▸ Data in this exercise
■ ■ ■

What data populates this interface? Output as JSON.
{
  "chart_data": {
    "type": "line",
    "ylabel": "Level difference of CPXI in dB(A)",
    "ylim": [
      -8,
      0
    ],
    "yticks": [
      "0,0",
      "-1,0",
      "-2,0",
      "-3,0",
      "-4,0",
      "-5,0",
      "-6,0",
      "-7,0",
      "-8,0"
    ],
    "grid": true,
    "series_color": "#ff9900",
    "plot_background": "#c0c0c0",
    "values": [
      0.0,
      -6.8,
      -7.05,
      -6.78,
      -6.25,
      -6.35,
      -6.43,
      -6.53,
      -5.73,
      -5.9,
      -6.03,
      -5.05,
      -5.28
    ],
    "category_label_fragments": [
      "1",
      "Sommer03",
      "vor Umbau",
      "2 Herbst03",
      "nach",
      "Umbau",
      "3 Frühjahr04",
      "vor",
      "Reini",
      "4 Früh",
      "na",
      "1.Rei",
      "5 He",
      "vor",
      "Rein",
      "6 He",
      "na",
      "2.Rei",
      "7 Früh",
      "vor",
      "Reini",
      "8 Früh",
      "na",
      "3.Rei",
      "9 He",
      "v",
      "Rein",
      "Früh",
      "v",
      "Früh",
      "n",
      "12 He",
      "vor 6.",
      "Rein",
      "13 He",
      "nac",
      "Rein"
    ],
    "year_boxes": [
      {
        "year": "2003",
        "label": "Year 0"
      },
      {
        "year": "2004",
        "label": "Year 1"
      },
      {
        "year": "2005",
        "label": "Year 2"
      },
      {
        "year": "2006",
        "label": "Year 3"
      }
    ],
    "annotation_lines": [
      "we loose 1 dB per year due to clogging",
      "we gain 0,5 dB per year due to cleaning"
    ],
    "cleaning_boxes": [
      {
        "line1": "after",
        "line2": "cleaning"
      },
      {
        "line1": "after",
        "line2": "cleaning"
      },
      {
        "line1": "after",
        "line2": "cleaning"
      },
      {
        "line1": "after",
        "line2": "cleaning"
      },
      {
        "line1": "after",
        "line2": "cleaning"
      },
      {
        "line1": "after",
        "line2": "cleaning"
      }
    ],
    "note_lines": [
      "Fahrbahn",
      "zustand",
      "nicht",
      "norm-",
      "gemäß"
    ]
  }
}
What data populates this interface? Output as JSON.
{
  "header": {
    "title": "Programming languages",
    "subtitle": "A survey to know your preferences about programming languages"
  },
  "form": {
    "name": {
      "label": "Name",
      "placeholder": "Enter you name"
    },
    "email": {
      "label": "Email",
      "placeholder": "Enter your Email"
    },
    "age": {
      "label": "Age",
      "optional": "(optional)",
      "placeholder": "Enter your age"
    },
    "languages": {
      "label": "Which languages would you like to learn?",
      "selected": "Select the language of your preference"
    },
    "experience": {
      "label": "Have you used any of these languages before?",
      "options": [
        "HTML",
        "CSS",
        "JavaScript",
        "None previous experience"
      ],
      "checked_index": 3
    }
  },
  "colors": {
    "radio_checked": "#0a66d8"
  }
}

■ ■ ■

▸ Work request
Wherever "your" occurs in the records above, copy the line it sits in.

▸ Written answer
    "subtitle": "A survey to know your preferences about programming languages"
      "placeholder": "Enter your Email"
      "placeholder": "Enter your age"
      "selected": "Select the language of your preference"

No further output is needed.